Search
  • Tyler Ross, PhD, PE

An Introduction to Explosives Safety Standoff Distances

Updated: Jan 6

In the course of updating an Area Development Plan (ADP), participating in a design charrette, or completing other federal planning actions at US DoD installations, it is common to run up against an explosives safety restricted area on a base map. This often circular or cloud shaped boundary can envelope a large portion of a military base, leaving stakeholders to wonder what it is – after all, you cannot actually “see” the footprint on the ground! So, does it matter? What does this line (often referred to as an explosive “arc”) mean? Understanding what it is and what it is not can help planners make use of potential available space while also adhering to applicable safety regulations.

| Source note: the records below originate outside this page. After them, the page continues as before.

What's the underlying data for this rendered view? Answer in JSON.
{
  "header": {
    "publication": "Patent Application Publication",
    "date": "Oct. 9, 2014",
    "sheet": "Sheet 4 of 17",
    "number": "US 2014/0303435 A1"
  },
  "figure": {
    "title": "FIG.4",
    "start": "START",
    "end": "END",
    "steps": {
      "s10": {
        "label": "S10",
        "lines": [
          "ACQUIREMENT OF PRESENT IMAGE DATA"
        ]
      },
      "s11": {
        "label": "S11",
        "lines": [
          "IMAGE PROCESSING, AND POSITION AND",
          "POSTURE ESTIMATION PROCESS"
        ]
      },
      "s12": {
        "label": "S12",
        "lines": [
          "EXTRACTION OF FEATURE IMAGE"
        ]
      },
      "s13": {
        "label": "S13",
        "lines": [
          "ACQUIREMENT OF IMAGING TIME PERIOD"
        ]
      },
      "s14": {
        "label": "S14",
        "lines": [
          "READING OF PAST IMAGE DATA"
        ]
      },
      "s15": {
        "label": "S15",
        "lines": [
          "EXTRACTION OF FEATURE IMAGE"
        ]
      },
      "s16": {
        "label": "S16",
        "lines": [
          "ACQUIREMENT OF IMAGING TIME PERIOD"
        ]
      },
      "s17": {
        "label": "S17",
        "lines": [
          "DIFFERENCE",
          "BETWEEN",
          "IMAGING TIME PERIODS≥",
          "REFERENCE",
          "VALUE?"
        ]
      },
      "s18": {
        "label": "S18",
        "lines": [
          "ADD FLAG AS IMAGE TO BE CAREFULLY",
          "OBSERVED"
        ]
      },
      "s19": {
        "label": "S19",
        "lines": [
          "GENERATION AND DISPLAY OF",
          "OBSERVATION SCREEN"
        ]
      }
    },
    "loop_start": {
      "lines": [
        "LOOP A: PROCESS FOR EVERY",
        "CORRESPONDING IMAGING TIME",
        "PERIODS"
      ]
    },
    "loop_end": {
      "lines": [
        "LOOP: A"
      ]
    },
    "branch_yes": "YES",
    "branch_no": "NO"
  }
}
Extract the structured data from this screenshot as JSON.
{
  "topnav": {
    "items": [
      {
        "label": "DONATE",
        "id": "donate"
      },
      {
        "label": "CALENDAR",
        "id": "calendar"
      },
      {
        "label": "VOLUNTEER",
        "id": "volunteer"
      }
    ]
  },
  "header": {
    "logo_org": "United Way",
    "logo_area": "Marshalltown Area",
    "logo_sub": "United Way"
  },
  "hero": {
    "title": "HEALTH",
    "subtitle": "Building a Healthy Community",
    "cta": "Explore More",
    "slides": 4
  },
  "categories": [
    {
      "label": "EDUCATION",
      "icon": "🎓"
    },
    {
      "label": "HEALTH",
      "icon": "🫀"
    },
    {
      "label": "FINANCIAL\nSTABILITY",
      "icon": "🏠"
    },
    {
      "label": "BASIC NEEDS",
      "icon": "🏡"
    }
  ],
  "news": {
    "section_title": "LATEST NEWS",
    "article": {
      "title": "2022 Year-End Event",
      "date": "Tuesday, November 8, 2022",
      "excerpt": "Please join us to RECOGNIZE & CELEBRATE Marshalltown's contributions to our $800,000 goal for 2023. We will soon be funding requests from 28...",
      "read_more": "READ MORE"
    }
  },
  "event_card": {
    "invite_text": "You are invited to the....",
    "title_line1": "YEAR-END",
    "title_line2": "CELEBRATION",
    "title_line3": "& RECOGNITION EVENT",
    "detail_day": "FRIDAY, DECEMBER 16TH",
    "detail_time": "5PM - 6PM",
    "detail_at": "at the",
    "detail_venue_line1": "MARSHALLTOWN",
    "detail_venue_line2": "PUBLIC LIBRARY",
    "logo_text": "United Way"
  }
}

On a base master plan map, explosives hazard zones are delineated by a series of circular shapes, each originating from a separate explosives facility, or by a single shape that can be a composite of arcs generated from several facilities. This outermost hazard arc is the Inhabited Building Distance (IBD) arc. IBD is the distance at which all structures unrelated to the explosives operations must be kept. This applies to all public buildings, essential/critical utilities, and DoD operations that do not require immediate adjacency to the explosives (e.g., offices, administration areas, or shared break or training facilities). Figure 1 shows an example of composite arcs from several explosives handling and storage locations. The outermost arc in red is the composite IBD arc.


Figure 1 – Example explosives safety arcs (Courtesy US Navy)


The IBD varies for each explosives facility depending on the type and quantity of explosives or munitions. IBDs range from 100 ft for small quantities of burning material to thousands of feet for large quantities of detonating and fragmenting materials. If a building requiring an IBD standoff from explosives is too close (within the IBD arc of an explosives facility), either the explosives operation will not be allowed, the exposed structure will not be allowed to be constructed/used, or the amount or type of explosives needs to be reduced to an acceptable level.


What hazards exist within and at the IBD? Explosives arcs are commonly misinterpreted to mean that zero hazards exist beyond the delineated boundary, almost as if it is a forcefield of some type. In reality, there is risk to personnel and structures within, at, and beyond IBD. This is because IBD represents the standoff distance at which the expected hazards to life and property reach what the DoD has determined to be a tolerable threshold. If personnel were required to be at standoff distances that provide nearly complete protection, these standoff distances would be multiple times larger, making nearly all DoD explosives-related operations infeasible.


Consequently, hazards do exist at IBD and beyond. For this reason, additional regulations apply when seeking to construct a building near an IBD arc. For example, a glass breakage assessment is required when structures are planned near an IBD arc, even if beyond IBD. Restrictions on critical facilities (e.g., hospitals, emergency response centers, etc.) and other high-occupancy structures may prevent them from being located near IBD arcs as well.


At the IBD boundary, personnel could experience eardrum damage, glass hazard from broken windows, and a 1% chance of being struck by a fragment large enough to seriously hurt or kill a person. Historically, the hazards associate with glass breakage are overwhelmingly the most common at IBD. Though it may seem counterintuitive, it is statistically safer to be out in the open at IBD than to be inside of a standard-construction building with windows at IBD.


Some activities are allowed within IBD. A Public Traffic Route Distance (PTRD) arc is defined as 60% of the distance of an IBD arc (for most explosives). In Figure 1, the second largest arc is green, representing the required PTRD standoff. The radial distance of this arc, measured from the explosive location, is approximately 60% of the IBD (some exceptions depending on explosive type). Open-air activities that are transitory in nature (e.g., walking/driving paths, some sports and other recreation spaces) are also allowed within IBD, and as close as a PTRD (i.e., outside of the green arc), as long as these areas and functions do not require structures (e.g., bathrooms, bleachers, etc.) and do not cause people to congregate.


Understanding the hazards associated with specific explosives arcs can allow planners to utilize on-base open spaces more efficiently while avoiding scenarios that could increase risk to personnel and assets.


Future blog posts will examine how planners can work around these challenges, with examples of facility types and uses that are allowable within or near each type of explosive arc.



188 views0 comments